Fragments: Revisited, 2014-2017
In 2014 I traveled to Venice to begin a project centered around poetry and image. This suite of prints is the result of the ensuing two years spent engaging in a trans-generational collaboration (of sorts). It is transmutation of imagery and experience, decoding and encrypting fragments of past and present, lived and imagined.
Based on Fragments, the 1962 book of poetry written by my American grandmother, Ruth Bond Settle, under the pen-name Eunice Adams, I began with the table of contents, using the titles as seeds to generate new poems through which I came to examine my own experiences as if through a lens tinted with the residue of the experiences and impressions of another person in another time.
The resulting poems and the imagery came about simultaneously, a call and response, adopting the vibrant jewel tones that surrounded me in Venice. These fragments of imagery evoke pendants of colored glass or possibly even Platonic solids, and though they are aquatints on hand-shaped copper plates, these images were scratched into the plates using a found glass-working tool.
Many things enchant artists who find themselves in Venice: color, reflection, refraction, illumination and shadow, movement and fluidity, and a dripping opulence that feels so heavy that the only thing saving it is the illusion of buoyancy. In Venice the Platonic dividing line between appearance and reality is an undulating one, the membrane separating past and present, fantasy and memory is permeable It is in this setting that these works came to life, her book became a palimpsest, and the pages were stained with words printed with cyanotype, dependent on light, water, and time.

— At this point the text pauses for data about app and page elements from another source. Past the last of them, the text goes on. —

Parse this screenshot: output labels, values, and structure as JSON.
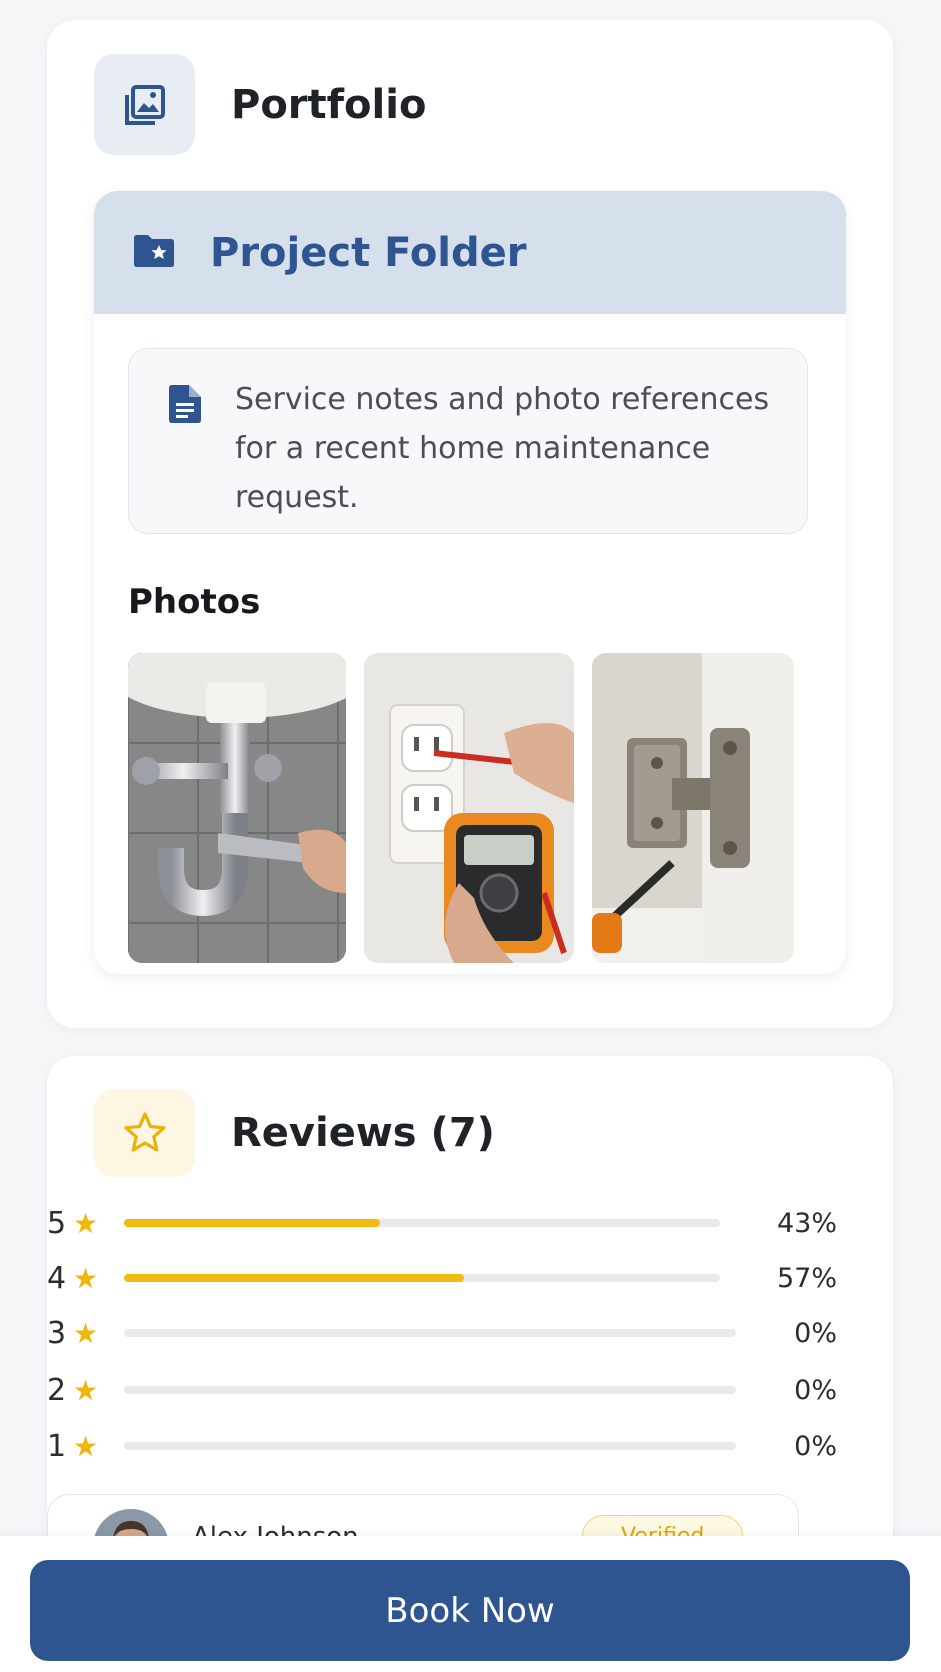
{
  "portfolio": {
    "title": "Portfolio",
    "icon": "gallery-icon",
    "folder": {
      "title": "Project Folder",
      "icon": "folder-star-icon",
      "notes_icon": "document-icon",
      "notes": "Service notes and photo references for a recent home maintenance request.",
      "photos_label": "Photos",
      "photos": [
        {
          "subject": "plumbing-pipe-wrench"
        },
        {
          "subject": "outlet-multimeter-test"
        },
        {
          "subject": "cabinet-hinge-screwdriver"
        }
      ]
    }
  },
  "reviews": {
    "title": "Reviews (7)",
    "icon": "star-outline-icon",
    "distribution": [
      {
        "stars": "5",
        "percent_label": "43%",
        "fill": 0.43
      },
      {
        "stars": "4",
        "percent_label": "57%",
        "fill": 0.57
      },
      {
        "stars": "3",
        "percent_label": "0%",
        "fill": 0
      },
      {
        "stars": "2",
        "percent_label": "0%",
        "fill": 0
      },
      {
        "stars": "1",
        "percent_label": "0%",
        "fill": 0
      }
    ],
    "first_review": {
      "name": "Alex Johnson",
      "badge": "Verified"
    }
  },
  "actions": {
    "book_label": "Book Now"
  },
  "colors": {
    "primary": "#2f5590",
    "star": "#f2b705",
    "folder_header": "#d6e0ec"
  }
}
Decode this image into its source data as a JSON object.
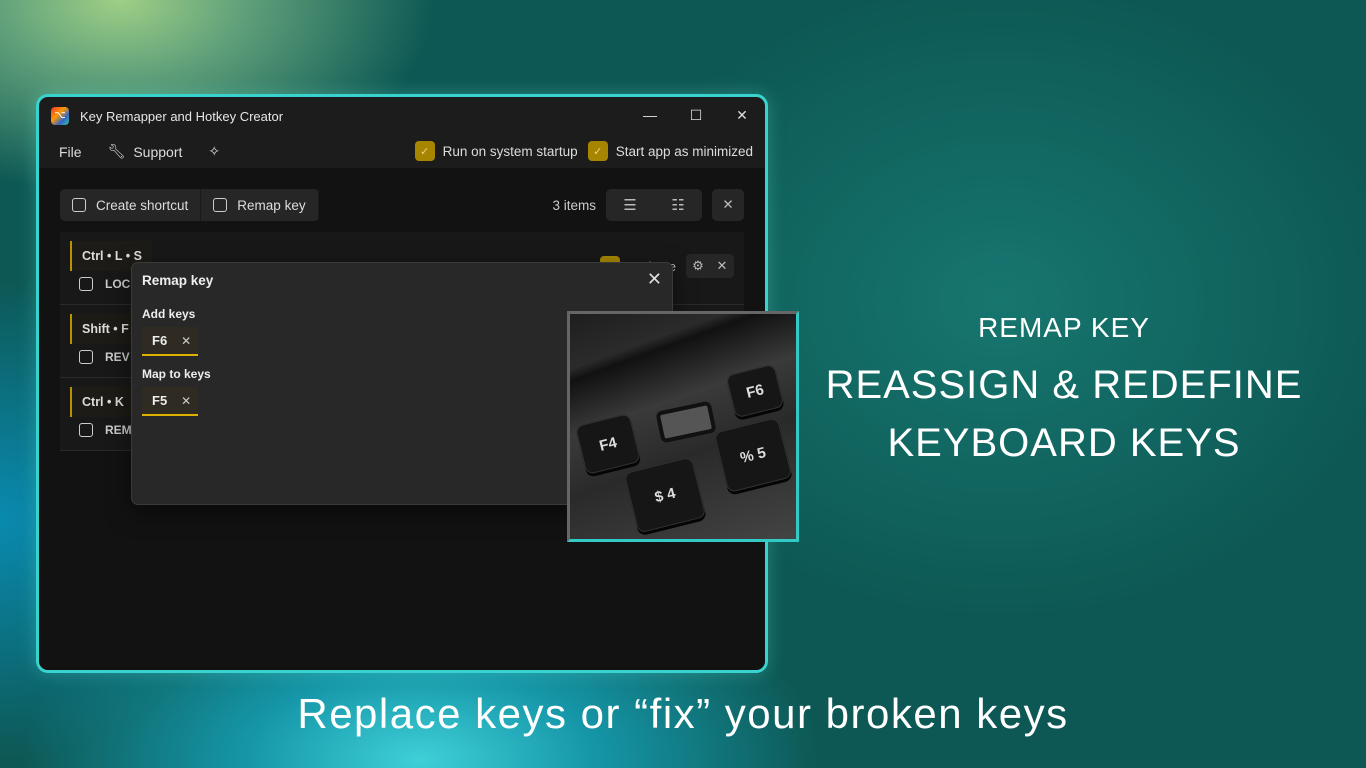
{
  "window": {
    "title": "Key Remapper and Hotkey Creator",
    "controls": [
      "minimize",
      "maximize",
      "close"
    ]
  },
  "menu": {
    "file": "File",
    "support": "Support"
  },
  "options": [
    {
      "label": "Run on system startup",
      "checked": true
    },
    {
      "label": "Start app as minimized",
      "checked": true
    }
  ],
  "toolbar": {
    "create_shortcut": "Create shortcut",
    "remap_key": "Remap key",
    "count": "3 items"
  },
  "rows": [
    {
      "keys": "Ctrl • L • S",
      "action": "LOC",
      "activate": "Activate"
    },
    {
      "keys": "Shift • F",
      "action": "REV"
    },
    {
      "keys": "Ctrl • K",
      "action": "REM"
    }
  ],
  "dialog": {
    "title": "Remap key",
    "add_label": "Add keys",
    "add_key": "F6",
    "map_label": "Map to keys",
    "map_key": "F5"
  },
  "photo": {
    "keys": [
      "F4",
      "F6",
      "$",
      "4",
      "%",
      "5"
    ]
  },
  "headline": {
    "small": "REMAP KEY",
    "line1": "REASSIGN & REDEFINE",
    "line2": "KEYBOARD KEYS"
  },
  "footer": "Replace keys or “fix” your broken keys",
  "colors": {
    "accent": "#b89400",
    "border": "#39d3cf"
  }
}
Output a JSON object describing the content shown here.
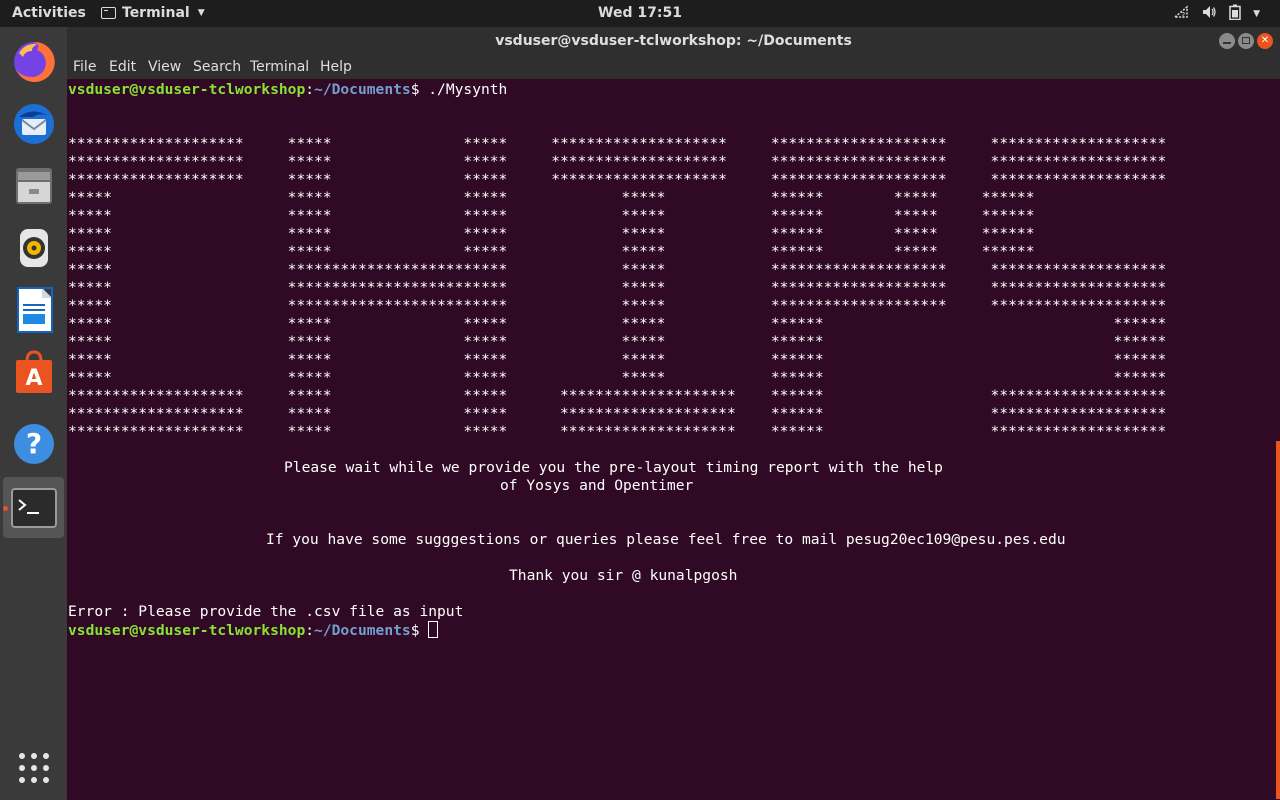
{
  "topbar": {
    "activities": "Activities",
    "app_name": "Terminal",
    "clock": "Wed 17:51"
  },
  "dock": {
    "items": [
      "firefox",
      "thunderbird",
      "files",
      "rhythmbox",
      "libreoffice-writer",
      "ubuntu-software",
      "help",
      "terminal",
      "show-applications"
    ]
  },
  "window": {
    "title": "vsduser@vsduser-tclworkshop: ~/Documents",
    "menu": [
      "File",
      "Edit",
      "View",
      "Search",
      "Terminal",
      "Help"
    ]
  },
  "terminal": {
    "prompt_user": "vsduser@vsduser-tclworkshop",
    "prompt_path": "~/Documents",
    "command1": " ./Mysynth",
    "art": [
      "********************     *****               *****     ********************     ********************     ********************",
      "********************     *****               *****     ********************     ********************     ********************",
      "********************     *****               *****     ********************     ********************     ********************",
      "*****                    *****               *****             *****            ******        *****     ******",
      "*****                    *****               *****             *****            ******        *****     ******",
      "*****                    *****               *****             *****            ******        *****     ******",
      "*****                    *****               *****             *****            ******        *****     ******",
      "*****                    *************************             *****            ********************     ********************",
      "*****                    *************************             *****            ********************     ********************",
      "*****                    *************************             *****            ********************     ********************",
      "*****                    *****               *****             *****            ******                                 ******",
      "*****                    *****               *****             *****            ******                                 ******",
      "*****                    *****               *****             *****            ******                                 ******",
      "*****                    *****               *****             *****            ******                                 ******",
      "********************     *****               *****      ********************    ******                   ********************",
      "********************     *****               *****      ********************    ******                   ********************",
      "********************     *****               *****      ********************    ******                   ********************"
    ],
    "wait_line1": "Please wait while we provide you the pre-layout timing report with the help",
    "wait_line2": "of Yosys and Opentimer",
    "suggest_line": "If you have some sugggestions or queries please feel free to mail pesug20ec109@pesu.pes.edu",
    "thanks_line": "Thank you sir @ kunalpgosh",
    "error_line": "Error : Please provide the .csv file as input"
  },
  "colors": {
    "terminal_bg": "#300a24",
    "prompt_user": "#8ae234",
    "prompt_path": "#729fcf",
    "accent": "#e95420"
  }
}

Before leaving for Venice I visited my aging grandmother and we talked about the project, her poems, and I asked her to write the table of contents of Fragments in my notebook in her own script. As I proceeded to appropriate her titles and write poems to tell my own stories, her sharp mind began appropriating the stories of others and recounting them as if they were her own. The membranes wear thin. She becomes a medium, transmitting stories once told to her by people long gone from this world. She tells the story of Vesuvius erupting as she watched in awe, but she has never been to Italy.
I am grateful for the generous time and support given to me by the Scuola Internazionale di Grafica Venezia and Andrea Buffolo, without whom this project would not have taken shape the way it has.